Unlike its Peruvian counterpart, Costa Rican ceviche features fish that’s typically marinated in lime juice for at least an hour in the fridge, rather than just seconds, resulting in a more opaque, less raw-tasting fish. It’s usually made with peeled shrimp or firm white fish like sea bass, though sometimes you’ll find chuchecas (blood clams) and a mixture of finely chopped or minced onions, tomatoes, garlic, and cilantro. And many locals swear by a splash of ketchup or tabasco.

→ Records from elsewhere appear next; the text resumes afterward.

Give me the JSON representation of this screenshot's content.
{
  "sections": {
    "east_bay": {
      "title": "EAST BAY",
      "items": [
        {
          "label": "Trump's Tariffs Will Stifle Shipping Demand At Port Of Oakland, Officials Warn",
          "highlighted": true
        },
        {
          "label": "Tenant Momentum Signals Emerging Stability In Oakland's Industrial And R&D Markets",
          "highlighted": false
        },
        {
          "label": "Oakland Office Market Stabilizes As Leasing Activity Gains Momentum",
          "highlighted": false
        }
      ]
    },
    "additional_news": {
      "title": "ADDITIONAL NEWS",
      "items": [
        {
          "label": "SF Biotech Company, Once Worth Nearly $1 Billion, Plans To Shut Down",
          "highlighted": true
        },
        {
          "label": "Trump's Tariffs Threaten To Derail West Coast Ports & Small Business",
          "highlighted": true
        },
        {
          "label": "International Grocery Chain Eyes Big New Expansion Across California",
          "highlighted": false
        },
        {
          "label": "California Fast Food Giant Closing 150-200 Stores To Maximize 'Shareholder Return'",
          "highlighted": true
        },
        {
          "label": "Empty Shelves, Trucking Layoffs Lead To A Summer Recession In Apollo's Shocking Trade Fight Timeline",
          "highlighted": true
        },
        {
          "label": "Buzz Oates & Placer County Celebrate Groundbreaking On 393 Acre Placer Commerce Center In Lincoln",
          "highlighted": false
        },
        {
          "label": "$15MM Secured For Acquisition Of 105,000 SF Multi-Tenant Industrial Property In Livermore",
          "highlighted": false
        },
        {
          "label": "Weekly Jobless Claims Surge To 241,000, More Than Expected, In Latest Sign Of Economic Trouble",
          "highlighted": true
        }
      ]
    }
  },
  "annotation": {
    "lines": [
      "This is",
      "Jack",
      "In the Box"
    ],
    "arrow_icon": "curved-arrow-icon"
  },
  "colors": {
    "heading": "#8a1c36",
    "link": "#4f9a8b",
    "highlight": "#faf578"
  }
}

In the days before Christmas, a favorite pastime is the tamaleada, when families get together to make the star of Christmas dinner: pork tamales. Costa Rican tamales have been adapted from their Indigenous origins to include introduced ingredients like rice, chicken, beef, and carrots. They are never steamed in a corn husk; rather, they are always made in a banana leaf, and when two of them are tied together, as they are often sold, it’s called a piña.
Diego Naranjo was born and raised in playa Jaco Costa Rica. A professional surfer for over 16 years, after competing at the highest level on the World Qualifying Series and The Latin America Pro Surfing tour, he desired to give back to the sport he is passionate about through coaching, guiding, and guiding development role.
Diego's training and administration skills give him the right balance both in and out of the water. His knowledge of the surfing industry and relevant contacts provide him with an invaluable insight into what it takes to achieve your best in the world surfing scenario.